New 3D printing technologies are being developed at such a rapid pace that it’s easy to imagine a near future in which there isn’t anything that can’t be 3D printed. We can already print living tissue, for heaven’s sake, and recently a patent application was filed for a 3D printer that prints diamonds. What’s left? As it turns out, there are still quite a few materials that haven’t made it to the 3D printer yet – but companies like 3M are working steadily at getting them there.
Fluorinated polymers, aka fluoropolymers, may not be as glamorous as diamonds, but they’re an integral material in numerous manufacturing processes. The fluorocarbon-based plastics are distinguished by their high-performance durability and resistance to harsh chemicals and high temperatures. Used in everything from aerospace and defense applications to non-stick cooking surfaces, fluoropolymers are everywhere – except for in 3D printers.
That may soon change, though, as product development company 3M has filed a patent for a new type of 3D printing technology that would allow for the additive manufacturing of fully fluorinated polymers. The technology will mean that complex structures can be manufactured quickly and cheaply, whereas the same parts would often be prohibitively expensive to produce with other manufacturing techniques.
While there are numerous varieties of fluorinated polymers, perhaps the one that will benefit the most from 3D printing is polytetrafluoroethylene or PTFE, more commonly known as Teflon. PTFE, which is frequently used in applications such as sealing and lining, generates a lot of waste in production. 3D printing it – which 3M will be the first to do – will significantly cut back on that waste. In addition, companies who take advantage of the process will be able to manufacture complicated, multi-component polymer structures in one piece rather than having to mold and assemble multiple parts.
“3D printing is developing at a rapid pace and is opening up a number of exciting developments for the processing of fully-fluorinated polymers, particularly for PTFE which is a real quantum leap,” said Paula Johnson-Mason, Global Director Fluoropolymers at 3M. “This additional new manufacturing process will give us increased flexibility and accelerate product design cycles as spare parts can be manufactured digitally without the need to create new tools.”

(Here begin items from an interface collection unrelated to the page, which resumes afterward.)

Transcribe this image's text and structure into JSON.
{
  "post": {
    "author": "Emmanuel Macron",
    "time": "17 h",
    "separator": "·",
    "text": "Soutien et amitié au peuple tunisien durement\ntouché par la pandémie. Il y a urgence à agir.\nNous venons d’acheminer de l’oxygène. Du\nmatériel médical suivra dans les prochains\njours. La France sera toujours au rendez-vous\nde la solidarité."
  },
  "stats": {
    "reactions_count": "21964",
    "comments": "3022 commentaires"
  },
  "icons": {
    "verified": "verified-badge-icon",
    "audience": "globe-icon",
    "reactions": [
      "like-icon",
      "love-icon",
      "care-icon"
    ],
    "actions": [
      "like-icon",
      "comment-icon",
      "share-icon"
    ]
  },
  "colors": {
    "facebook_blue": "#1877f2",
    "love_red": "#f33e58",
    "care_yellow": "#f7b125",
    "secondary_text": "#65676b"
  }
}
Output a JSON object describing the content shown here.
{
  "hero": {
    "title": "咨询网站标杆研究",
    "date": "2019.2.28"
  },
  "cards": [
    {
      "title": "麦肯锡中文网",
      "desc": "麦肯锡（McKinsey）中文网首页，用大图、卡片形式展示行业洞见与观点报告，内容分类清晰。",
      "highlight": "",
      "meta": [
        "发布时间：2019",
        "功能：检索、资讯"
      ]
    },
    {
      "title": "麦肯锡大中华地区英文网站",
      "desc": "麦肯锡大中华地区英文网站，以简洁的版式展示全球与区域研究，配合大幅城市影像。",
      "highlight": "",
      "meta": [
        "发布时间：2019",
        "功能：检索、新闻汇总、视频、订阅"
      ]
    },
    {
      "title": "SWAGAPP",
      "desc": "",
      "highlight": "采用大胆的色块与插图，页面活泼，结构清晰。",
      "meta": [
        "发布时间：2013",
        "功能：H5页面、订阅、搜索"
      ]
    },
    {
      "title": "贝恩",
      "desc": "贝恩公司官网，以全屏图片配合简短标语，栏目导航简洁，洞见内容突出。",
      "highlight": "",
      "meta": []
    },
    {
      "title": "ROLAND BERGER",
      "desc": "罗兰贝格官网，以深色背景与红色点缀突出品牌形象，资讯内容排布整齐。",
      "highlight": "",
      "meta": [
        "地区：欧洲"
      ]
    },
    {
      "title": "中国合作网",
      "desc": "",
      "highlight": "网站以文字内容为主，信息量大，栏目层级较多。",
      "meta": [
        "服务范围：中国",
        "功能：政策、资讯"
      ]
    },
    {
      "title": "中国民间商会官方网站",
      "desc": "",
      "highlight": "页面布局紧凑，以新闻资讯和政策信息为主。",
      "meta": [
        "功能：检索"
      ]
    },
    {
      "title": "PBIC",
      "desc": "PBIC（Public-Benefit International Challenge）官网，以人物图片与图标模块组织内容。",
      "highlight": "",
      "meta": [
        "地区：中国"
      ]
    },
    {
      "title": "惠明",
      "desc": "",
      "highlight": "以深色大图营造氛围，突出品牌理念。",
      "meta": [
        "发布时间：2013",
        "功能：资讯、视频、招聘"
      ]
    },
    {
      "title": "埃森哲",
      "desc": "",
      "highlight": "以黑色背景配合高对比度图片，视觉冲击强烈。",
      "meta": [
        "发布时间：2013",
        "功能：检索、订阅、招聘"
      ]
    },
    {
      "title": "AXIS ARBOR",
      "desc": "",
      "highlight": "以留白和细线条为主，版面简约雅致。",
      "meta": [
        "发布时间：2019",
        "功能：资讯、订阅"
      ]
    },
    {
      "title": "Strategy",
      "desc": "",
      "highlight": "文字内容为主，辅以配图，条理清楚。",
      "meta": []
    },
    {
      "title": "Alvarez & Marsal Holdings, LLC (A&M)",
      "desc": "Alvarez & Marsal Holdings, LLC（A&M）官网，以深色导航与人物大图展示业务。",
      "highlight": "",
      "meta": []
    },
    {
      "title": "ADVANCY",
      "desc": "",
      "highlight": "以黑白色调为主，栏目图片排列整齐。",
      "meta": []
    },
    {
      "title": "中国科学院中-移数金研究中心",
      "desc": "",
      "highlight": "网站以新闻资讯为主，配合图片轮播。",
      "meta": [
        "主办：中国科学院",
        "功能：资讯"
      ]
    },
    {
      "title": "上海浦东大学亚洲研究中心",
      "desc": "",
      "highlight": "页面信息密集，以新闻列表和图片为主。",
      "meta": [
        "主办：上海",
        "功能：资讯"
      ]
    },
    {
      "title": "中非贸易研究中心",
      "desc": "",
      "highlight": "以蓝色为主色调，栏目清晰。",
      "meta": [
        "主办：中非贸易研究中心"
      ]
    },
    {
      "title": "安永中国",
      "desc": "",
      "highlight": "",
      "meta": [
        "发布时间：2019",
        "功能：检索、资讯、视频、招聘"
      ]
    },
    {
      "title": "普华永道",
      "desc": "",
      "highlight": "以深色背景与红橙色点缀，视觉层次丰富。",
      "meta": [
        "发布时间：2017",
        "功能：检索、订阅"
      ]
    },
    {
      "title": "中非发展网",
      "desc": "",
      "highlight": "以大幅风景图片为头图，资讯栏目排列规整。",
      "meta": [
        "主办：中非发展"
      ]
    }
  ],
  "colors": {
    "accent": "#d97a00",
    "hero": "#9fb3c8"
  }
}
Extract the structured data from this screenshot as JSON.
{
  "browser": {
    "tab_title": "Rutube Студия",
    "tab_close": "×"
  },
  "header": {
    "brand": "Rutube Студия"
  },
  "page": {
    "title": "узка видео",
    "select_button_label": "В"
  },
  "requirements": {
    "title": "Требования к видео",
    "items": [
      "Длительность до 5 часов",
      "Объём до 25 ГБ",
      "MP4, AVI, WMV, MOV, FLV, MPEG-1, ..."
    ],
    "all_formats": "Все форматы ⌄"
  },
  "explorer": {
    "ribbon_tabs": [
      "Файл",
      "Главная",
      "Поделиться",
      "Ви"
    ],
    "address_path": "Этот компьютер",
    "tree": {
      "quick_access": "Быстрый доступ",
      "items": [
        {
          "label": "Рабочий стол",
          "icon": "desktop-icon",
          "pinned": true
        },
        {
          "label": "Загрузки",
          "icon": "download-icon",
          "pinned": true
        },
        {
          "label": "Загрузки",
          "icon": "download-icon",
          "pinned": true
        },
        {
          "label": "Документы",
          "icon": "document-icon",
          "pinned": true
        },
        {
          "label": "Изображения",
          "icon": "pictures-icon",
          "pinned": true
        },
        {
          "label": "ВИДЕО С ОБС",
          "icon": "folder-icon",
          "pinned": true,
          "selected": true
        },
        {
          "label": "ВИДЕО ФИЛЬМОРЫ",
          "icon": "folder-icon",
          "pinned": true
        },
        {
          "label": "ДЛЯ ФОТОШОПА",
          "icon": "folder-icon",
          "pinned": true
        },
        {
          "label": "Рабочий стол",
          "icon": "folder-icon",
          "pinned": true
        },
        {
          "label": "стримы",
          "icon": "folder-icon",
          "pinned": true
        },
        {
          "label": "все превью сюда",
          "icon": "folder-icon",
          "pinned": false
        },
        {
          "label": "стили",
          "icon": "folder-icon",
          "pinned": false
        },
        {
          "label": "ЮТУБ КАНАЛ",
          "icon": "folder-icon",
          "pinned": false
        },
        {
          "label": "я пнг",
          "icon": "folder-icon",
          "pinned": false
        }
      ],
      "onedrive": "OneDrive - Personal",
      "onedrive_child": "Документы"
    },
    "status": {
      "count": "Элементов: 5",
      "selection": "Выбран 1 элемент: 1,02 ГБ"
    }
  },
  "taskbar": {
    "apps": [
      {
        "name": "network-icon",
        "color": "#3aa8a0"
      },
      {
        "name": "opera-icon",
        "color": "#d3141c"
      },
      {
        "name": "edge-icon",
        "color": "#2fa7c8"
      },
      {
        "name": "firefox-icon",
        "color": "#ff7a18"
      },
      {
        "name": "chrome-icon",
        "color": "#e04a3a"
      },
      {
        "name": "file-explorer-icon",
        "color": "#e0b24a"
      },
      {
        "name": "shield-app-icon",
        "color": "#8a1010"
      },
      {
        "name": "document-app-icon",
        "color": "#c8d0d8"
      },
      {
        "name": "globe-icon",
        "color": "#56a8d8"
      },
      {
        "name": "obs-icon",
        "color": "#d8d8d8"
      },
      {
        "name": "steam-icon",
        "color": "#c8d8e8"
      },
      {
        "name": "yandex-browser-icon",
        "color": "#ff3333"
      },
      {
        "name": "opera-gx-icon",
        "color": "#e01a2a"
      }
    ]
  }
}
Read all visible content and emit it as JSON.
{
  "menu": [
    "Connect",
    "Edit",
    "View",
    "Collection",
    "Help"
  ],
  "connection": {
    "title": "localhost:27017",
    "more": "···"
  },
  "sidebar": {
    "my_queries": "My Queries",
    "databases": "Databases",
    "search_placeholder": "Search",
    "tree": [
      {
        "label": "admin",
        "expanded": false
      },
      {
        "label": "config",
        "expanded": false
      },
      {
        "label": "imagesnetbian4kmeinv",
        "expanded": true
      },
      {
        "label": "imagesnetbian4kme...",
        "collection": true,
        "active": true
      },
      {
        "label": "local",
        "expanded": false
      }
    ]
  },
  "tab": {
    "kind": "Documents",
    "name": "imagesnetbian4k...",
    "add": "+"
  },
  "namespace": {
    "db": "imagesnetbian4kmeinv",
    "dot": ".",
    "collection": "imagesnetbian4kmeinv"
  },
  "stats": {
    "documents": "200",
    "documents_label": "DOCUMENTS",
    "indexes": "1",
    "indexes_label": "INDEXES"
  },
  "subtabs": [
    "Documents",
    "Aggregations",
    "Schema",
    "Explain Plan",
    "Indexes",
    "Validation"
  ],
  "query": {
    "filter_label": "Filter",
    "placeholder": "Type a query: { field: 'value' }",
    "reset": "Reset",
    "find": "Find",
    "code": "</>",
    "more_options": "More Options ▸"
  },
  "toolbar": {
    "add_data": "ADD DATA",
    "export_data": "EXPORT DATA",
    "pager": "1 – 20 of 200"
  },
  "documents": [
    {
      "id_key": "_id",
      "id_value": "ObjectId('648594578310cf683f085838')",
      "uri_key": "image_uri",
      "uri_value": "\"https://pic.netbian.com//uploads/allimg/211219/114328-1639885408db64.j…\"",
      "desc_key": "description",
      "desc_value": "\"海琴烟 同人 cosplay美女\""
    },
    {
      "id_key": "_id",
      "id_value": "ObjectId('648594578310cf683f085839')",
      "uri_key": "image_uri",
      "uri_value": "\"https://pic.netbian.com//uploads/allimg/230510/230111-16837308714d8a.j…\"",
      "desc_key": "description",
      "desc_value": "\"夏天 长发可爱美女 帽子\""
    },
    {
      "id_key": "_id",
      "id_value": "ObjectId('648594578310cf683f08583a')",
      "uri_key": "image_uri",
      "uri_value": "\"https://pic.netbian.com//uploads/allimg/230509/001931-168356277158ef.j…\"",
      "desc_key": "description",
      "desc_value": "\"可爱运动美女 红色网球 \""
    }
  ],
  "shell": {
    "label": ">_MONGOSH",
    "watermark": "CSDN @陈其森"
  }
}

3M and their subsidiary, Dyneon, will be introducing the new patent-pending technology at the global plastics and rubber trade show K 2016, which will be taking place in Düsseldorf from October 19 to 26. Expect more details about the technology to be revealed at that time; at this point, 3M hasn’t said much in terms of the specifics of the fluoropolymer 3D printing process. They’re excited about it, though, which means the entire manufacturing industry should be excited. That’s one more 3D printable material – or, really, in this case, class of materials – that can be checked off the list. Discuss further over in the 3D Printed Fluoropolymers forum at 3DPB.com.[Source: EPPM]